This model was designed specifically for plating car emblems but the technology itself was developed for NASA originally. When I bought mine I purchased extra gold, silver, copper and nickel solutions… paid nearly $10k for it all and made my money back in about 3 months.
This is how I do it:
I drilled a 3/8 inch hole through a wooden dowel and pushed a 3/8 bolt into it. Then I wrapped the bolt head with cloth. Using a double strand of electrical wire with alligator clips attached to all 4 ends I connect one end to the bolt and the other to the batteries negative terminal. The pic shows the red clip which would usually indicate positive so I should have used the black clip on the bolt for that picture. The other ends are connected to the positive terminal and the work piece. I then hook up my battery charger to the battery. When it’s all hooked up and turned on I dip the cloth end into salty water and rub it slowly over my stencil on the metal. Each pass removes a small amount of metal so you can go as deep as you like.
Do you need to use a special material on the end that holds the solution?
Nope. Just something that will hold a little of the salty water. I just used a piece of cotton rag.
You’re really just providing better contact for the electrical current.
I think that would make things quite a bit easier, passing the bare electrode over it made it pretty hard to get an even result and I ended up chipping my resist towards the end of my playing creating an unintentional divot or two hehe. but thats why I’m pulling out my junk knives from the drawer as unwilling test subjects. Also finding out that getting old knives isn’t as easy as I thought it would be lol, for some reason stores don’t like to just leave a bucket of knives laying around.
Goodwill keeps them at the counter along with smaller, more valuable items.

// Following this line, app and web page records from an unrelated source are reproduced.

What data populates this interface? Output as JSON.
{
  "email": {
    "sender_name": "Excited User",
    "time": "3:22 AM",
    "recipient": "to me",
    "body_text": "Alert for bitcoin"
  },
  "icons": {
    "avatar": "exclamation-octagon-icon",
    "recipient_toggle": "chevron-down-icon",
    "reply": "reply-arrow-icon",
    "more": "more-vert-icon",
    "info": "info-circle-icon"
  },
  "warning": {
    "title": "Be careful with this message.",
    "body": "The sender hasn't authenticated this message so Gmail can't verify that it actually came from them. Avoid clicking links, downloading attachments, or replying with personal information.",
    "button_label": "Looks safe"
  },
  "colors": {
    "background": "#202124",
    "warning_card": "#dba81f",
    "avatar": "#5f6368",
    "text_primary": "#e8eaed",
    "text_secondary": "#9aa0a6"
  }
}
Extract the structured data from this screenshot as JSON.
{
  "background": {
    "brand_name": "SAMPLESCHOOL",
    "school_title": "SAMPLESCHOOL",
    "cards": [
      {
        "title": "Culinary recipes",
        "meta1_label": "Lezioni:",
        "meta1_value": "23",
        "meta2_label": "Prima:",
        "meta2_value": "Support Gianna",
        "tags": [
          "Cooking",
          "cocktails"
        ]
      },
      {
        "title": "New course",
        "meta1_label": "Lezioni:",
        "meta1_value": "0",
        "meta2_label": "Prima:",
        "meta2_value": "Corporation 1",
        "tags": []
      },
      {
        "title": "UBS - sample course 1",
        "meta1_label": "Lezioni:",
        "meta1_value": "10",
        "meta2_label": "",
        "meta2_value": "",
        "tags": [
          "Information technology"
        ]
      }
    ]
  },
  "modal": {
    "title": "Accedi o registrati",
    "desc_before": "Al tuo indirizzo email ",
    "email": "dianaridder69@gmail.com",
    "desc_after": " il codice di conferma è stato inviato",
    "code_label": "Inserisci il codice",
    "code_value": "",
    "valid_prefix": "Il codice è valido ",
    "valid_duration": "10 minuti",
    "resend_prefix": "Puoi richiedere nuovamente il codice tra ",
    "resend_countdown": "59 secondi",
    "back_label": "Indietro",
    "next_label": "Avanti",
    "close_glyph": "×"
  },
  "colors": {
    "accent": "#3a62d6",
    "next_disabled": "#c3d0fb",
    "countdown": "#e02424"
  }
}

synthetic fleece works great to hold the solution as does old cotton t-shirts
I have even used cotton balls wrapped in gauze in a pinch.